Participants were provided with either an herbal placebo or a 500 mg CBD-rich marijuana cigarette (16.6% total CBD; 0.9% total THC), then tested for reaction time, behavior under stress, and concentration performance. Test results indicated there was no significant difference between smoking CBD-rich marijuana and placebo. The researchers reported that the maximum free CBD and THC concentrations measured in capillary blood detected shortly after smoking ranged from 2.6 to 440.0 ng/ml for CBD and 6.7–102.0 ng/ml for THC. Within 45 minutes, these concentrations declined and were in a range of 1.9–135.0 ng/ml and 0.9–38.0 ng/ml, respectively.
This led the authors to state:
Although the observed levels of free THC concentrations have been reported to cause symptoms of impairment in previous studies in which THC-rich marijuana was smoked, no signs of impairment were found in the current study. This finding suggests that higher CBD concentrations cause a negative allosteric effect in the endocannabinoid system, preventing the formation of such symptoms.
Truck Driving, Cannabis & Crash Rates
The relationship of marijuana legalization to driving safety in the heavy trucking industry was the subject of a joint project conducted by the University of Arkansas, Iowa State University, and the University of Tennessee. The research team surveyed state-level records of heavy truck crash statistics from 2005 to 2019 to determine whether the legalization of marijuana affected accident rates of heavy trucks.
- Legalization does not increase average crash rates
- Heavy truck accidents are not closely related to marijuana legalization
- Legalization results in an 11% reduction in heavy truck crashes
Marijuana Legalization & Car Insurance Premiums
One of the more eye-opening pieces of research into the effects of marijuana legalization on driver safety comes from a study published by Health Economics.
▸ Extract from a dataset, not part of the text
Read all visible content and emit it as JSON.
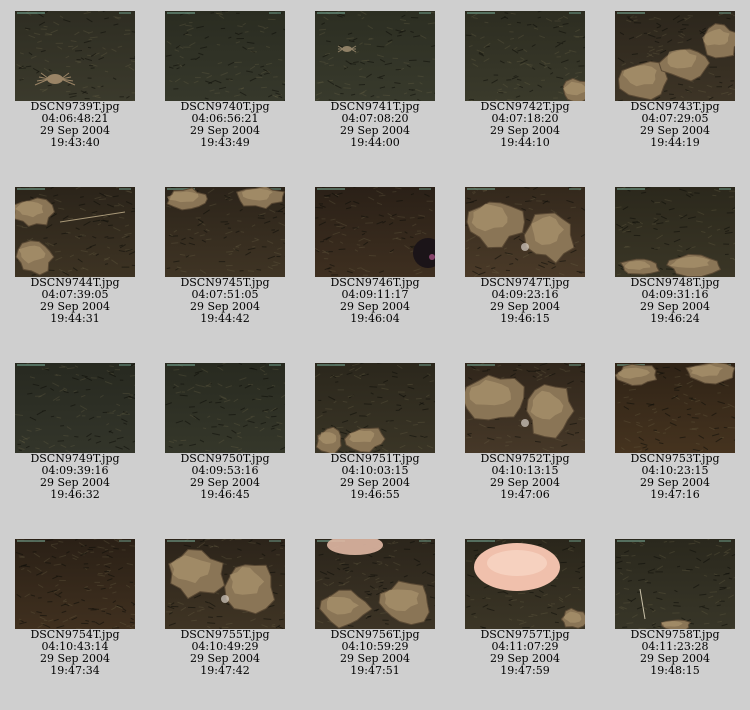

The study authors began with a unique premise: rather than survey drivers or compile accident reports, they undertook a comprehensive review of automobile insurance data.
They explain that:
The existing literature misses over 99.5% of auto crashes. Auto insurers cover 67% of all medical and property damage from automobile accidents. Through this lens, we paint a more comprehensive picture.
The central postulate of the study was that auto insurance premiums reflect an accurate representation of accident rates – as premiums tend to rise and fall based on this information. Rates were tabulated down to a zip code level and analyzed through a difference-in-differences framework. Based on their findings, the authors made the flowing conclusions:
- We find that premiums declined, on average, by $22 per year following medical cannabis legalization
- The effect is more substantial in areas near a dispensary and in areas with a higher prevalence of drunk driving before legalization
- We estimate that existing legalization has reduced health expenditures related to auto accidents by almost $820 million per year with the potential for a further $350 million reduction if legalized nationally
The authors also note that their modeling indicates:
Medical cannabis legalization has reduced auto insurance premiums by $1.5 billion in all states that have currently legalized marijuana, with the potential to reduce premiums by an additional $900 million if the remaining states were to legalize [marijuana].